The answer is to be all of the data below, reproduced exactly.

- Opening Delimiter -

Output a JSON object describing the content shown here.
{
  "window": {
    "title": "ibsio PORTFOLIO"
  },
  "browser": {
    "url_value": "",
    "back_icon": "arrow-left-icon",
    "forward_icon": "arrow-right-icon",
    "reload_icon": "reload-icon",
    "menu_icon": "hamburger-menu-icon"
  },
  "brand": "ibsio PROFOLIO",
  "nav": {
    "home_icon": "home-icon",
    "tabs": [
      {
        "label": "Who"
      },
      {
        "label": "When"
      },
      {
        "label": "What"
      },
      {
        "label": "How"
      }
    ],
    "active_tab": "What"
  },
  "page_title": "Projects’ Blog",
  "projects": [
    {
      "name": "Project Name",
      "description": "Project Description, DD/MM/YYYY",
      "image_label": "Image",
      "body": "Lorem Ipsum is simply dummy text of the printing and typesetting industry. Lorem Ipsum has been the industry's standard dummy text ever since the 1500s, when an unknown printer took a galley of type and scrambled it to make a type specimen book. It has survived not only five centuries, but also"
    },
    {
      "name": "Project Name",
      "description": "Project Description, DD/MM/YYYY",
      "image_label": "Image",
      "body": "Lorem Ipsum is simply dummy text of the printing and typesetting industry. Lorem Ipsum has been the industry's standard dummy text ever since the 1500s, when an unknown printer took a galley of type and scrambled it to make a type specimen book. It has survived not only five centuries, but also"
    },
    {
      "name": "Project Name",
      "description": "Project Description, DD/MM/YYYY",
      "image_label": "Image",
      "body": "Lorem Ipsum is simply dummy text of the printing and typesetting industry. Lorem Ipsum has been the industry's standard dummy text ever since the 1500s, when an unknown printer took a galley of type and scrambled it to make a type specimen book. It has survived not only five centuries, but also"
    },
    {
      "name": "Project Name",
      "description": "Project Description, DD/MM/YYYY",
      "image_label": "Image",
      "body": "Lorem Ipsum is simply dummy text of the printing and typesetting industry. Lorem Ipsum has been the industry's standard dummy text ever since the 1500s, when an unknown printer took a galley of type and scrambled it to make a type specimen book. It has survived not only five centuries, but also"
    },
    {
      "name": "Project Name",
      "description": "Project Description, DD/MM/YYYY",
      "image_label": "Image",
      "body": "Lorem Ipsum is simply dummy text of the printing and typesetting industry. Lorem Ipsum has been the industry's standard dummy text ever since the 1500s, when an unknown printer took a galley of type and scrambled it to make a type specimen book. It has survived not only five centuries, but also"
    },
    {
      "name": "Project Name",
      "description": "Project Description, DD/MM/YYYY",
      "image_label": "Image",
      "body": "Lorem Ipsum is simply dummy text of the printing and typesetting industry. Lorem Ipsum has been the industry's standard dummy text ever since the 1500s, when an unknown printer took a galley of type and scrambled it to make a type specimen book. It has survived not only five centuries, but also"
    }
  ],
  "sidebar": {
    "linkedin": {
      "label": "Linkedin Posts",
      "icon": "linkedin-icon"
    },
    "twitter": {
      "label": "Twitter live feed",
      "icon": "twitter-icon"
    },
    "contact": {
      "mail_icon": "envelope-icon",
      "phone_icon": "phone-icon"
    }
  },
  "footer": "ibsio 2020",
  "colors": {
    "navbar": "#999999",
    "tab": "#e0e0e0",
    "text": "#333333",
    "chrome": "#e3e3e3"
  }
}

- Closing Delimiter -

- _Response to this task_:
Output a JSON object describing the content shown here.
{
  "window": {
    "title": "ibsio PORTFOLIO"
  },
  "browser": {
    "url_value": "",
    "back_icon": "arrow-left-icon",
    "forward_icon": "arrow-right-icon",
    "reload_icon": "reload-icon",
    "menu_icon": "hamburger-menu-icon"
  },
  "brand": "ibsio PROFOLIO",
  "nav": {
    "home_icon": "home-icon",
    "tabs": [
      {
        "label": "Who"
      },
      {
        "label": "When"
      },
      {
        "label": "What"
      },
      {
        "label": "How"
      }
    ],
    "active_tab": "What"
  },
  "page_title": "Projects’ Blog",
  "projects": [
    {
      "name": "Project Name",
      "description": "Project Description, DD/MM/YYYY",
      "image_label": "Image",
      "body": "Lorem Ipsum is simply dummy text of the printing and typesetting industry. Lorem Ipsum has been the industry's standard dummy text ever since the 1500s, when an unknown printer took a galley of type and scrambled it to make a type specimen book. It has survived not only five centuries, but also"
    },
    {
      "name": "Project Name",
      "description": "Project Description, DD/MM/YYYY",
      "image_label": "Image",
      "body": "Lorem Ipsum is simply dummy text of the printing and typesetting industry. Lorem Ipsum has been the industry's standard dummy text ever since the 1500s, when an unknown printer took a galley of type and scrambled it to make a type specimen book. It has survived not only five centuries, but also"
    },
    {
      "name": "Project Name",
      "description": "Project Description, DD/MM/YYYY",
      "image_label": "Image",
      "body": "Lorem Ipsum is simply dummy text of the printing and typesetting industry. Lorem Ipsum has been the industry's standard dummy text ever since the 1500s, when an unknown printer took a galley of type and scrambled it to make a type specimen book. It has survived not only five centuries, but also"
    },
    {
      "name": "Project Name",
      "description": "Project Description, DD/MM/YYYY",
      "image_label": "Image",
      "body": "Lorem Ipsum is simply dummy text of the printing and typesetting industry. Lorem Ipsum has been the industry's standard dummy text ever since the 1500s, when an unknown printer took a galley of type and scrambled it to make a type specimen book. It has survived not only five centuries, but also"
    },
    {
      "name": "Project Name",
      "description": "Project Description, DD/MM/YYYY",
      "image_label": "Image",
      "body": "Lorem Ipsum is simply dummy text of the printing and typesetting industry. Lorem Ipsum has been the industry's standard dummy text ever since the 1500s, when an unknown printer took a galley of type and scrambled it to make a type specimen book. It has survived not only five centuries, but also"
    },
    {
      "name": "Project Name",
      "description": "Project Description, DD/MM/YYYY",
      "image_label": "Image",
      "body": "Lorem Ipsum is simply dummy text of the printing and typesetting industry. Lorem Ipsum has been the industry's standard dummy text ever since the 1500s, when an unknown printer took a galley of type and scrambled it to make a type specimen book. It has survived not only five centuries, but also"
    }
  ],
  "sidebar": {
    "linkedin": {
      "label": "Linkedin Posts",
      "icon": "linkedin-icon"
    },
    "twitter": {
      "label": "Twitter live feed",
      "icon": "twitter-icon"
    },
    "contact": {
      "mail_icon": "envelope-icon",
      "phone_icon": "phone-icon"
    }
  },
  "footer": "ibsio 2020",
  "colors": {
    "navbar": "#999999",
    "tab": "#e0e0e0",
    "text": "#333333",
    "chrome": "#e3e3e3"
  }
}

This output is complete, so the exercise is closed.